I just wanted to mention right here at the beginning that I made a little “guide” to the Finnish school system in case you’re interested in that sort of thing. It might also clarify some of the things I talk about in this post. I’m currently in the ‘universities of applied sciences’ – category in case you wonder about that later on.
I have honestly always thought that I would never study anything even remotely close to health care. I have no interest in other people’s insides and the thought of ever having to stick a needle in someone gives me the shivers.

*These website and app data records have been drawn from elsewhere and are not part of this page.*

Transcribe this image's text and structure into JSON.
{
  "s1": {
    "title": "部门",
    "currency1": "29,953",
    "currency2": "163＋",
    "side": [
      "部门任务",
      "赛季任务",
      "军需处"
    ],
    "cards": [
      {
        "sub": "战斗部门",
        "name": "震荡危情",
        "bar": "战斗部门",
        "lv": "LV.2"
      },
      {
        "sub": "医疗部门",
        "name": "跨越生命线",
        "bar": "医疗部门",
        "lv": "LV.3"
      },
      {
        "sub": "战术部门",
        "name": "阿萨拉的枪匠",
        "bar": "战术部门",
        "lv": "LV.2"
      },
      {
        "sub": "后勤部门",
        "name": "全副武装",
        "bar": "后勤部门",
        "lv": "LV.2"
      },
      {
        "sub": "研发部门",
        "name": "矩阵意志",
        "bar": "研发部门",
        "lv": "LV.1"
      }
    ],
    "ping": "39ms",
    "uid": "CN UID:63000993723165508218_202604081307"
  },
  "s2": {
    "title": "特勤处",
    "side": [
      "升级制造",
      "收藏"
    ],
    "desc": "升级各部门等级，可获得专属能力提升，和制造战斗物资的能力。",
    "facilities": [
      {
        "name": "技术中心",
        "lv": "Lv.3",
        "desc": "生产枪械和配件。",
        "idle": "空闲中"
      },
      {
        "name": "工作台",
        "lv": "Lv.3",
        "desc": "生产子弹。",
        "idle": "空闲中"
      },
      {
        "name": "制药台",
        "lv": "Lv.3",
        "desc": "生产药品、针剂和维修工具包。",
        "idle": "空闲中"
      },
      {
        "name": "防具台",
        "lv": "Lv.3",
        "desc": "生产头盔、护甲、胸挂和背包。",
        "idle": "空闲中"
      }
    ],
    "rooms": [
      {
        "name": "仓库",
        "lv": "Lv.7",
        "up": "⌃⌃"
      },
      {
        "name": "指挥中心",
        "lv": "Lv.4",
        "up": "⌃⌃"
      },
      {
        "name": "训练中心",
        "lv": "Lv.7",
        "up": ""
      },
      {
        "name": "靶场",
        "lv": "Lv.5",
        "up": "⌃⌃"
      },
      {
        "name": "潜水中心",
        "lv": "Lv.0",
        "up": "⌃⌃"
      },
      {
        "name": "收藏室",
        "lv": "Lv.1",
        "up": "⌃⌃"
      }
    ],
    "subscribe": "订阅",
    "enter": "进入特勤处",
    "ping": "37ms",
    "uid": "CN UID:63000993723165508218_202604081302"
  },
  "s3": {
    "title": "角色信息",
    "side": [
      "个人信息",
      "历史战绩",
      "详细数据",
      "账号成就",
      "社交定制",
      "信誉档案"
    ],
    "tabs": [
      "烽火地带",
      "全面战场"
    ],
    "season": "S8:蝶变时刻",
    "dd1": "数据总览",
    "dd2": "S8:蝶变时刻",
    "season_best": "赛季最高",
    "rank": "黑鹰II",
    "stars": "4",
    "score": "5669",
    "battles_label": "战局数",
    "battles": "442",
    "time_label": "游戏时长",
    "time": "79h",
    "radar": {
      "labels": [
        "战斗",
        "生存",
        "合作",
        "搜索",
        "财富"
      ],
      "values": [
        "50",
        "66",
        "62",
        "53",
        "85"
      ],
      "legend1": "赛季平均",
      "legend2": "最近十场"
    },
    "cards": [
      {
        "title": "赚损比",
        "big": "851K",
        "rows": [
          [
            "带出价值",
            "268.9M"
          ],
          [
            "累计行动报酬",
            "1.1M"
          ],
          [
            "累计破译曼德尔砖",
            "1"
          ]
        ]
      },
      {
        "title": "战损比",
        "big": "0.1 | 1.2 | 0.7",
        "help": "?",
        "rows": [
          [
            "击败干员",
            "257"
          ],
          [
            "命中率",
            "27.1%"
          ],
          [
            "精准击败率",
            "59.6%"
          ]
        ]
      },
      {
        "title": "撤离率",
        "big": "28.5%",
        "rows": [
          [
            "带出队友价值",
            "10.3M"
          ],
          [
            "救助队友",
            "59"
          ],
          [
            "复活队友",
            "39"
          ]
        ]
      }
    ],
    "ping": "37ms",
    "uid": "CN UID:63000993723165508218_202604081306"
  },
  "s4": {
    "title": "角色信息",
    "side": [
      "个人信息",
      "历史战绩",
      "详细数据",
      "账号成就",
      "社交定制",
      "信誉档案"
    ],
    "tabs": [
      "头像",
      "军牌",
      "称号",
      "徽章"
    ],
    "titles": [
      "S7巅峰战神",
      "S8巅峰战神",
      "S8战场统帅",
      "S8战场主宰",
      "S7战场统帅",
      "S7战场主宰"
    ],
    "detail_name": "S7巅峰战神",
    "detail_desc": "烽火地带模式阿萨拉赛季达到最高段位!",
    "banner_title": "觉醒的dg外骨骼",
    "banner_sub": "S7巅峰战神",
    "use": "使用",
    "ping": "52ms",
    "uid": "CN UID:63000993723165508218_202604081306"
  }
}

My sister is a nurse and listening to some of her stories of all the gory things she has seen has convinced me to never work in a hospital in my life.
How on earth did I end up studying radiography and radiotherapy?
I used to work in a grocery store. (Technically I still do as I’m on a study-leave.) I have a rather long career in the field but at the beginning of this year I started to feel frustrated for not getting promoted or more responsibility. I began to feel like I could do so much more in my life! That’s when I decided to do something about it.
I looked through all the possible study programmes online. That’s how I found radiography and radiotherapy. I searched the occupation online and found out that I had a really good chance to get employed and the money would be acceptable as well. I also thought the job itself would be extremely interesting and diverse. It would be customer service with a technical side. An exciting work that changes as the machines and technology changes. I got really excited about it.
I found a bunch of other interesting degree programmes as well and decided to apply to five different schools. I had thought that it wouldn’t matter which school would have me, but as the invitations to the application tests began to arrive I became more and more desperate to have the invitation for the radiography and radiotherapy programme and I quickly realised that that was the one I really wanted to study.
The degree programme in radiography and radiotherapy (that’s the degree programme I’m on) is probably slightly different in different countries, which means radiographers in different countries are allowed to do different things.
For example, I know (the Internet taught me, so I could be wrong) that in the UK radiographers are either diagnostic radiographers who most likely take x-rays, CT scans, and MRIs which they also diagnose, or radiotherapists who have knowledge of all the radiotherapy treatments for cancer, and probably much more.
I’ve been studying for a little over a week now and this is what I’ve learned so far of what this degree will teach me. In my studies I will end up with knowledge of all of the things the diagnostic radiographers and radiotherapists have in the UK. Only exception is that I will not be making diagnoses. I will know about different radiographing techniques and radiotherapy treatments. I’ll be able to take x-rays, CT-scans, MRIs etc. but I won’t be able, nor allowed, to diagnose or evaluate the pictures. That’s the radiologist’s job. They diagnose the pictures and give their evaluation to the doctors who will give the final diagnose and decide on the treatment the patient needs.
So far I’ve been having a lot of fun at school. Our class is full of wonderful people and I’ve enjoyed spending time with them a lot. We had our first anatomy and physiology class last Wednesday and our teacher told us we’ll have study all the bones and some other things in Latin. I can’t hardly wait! And I’m not even kidding!
We have our freshmen party next Thursday so stay tuned for that!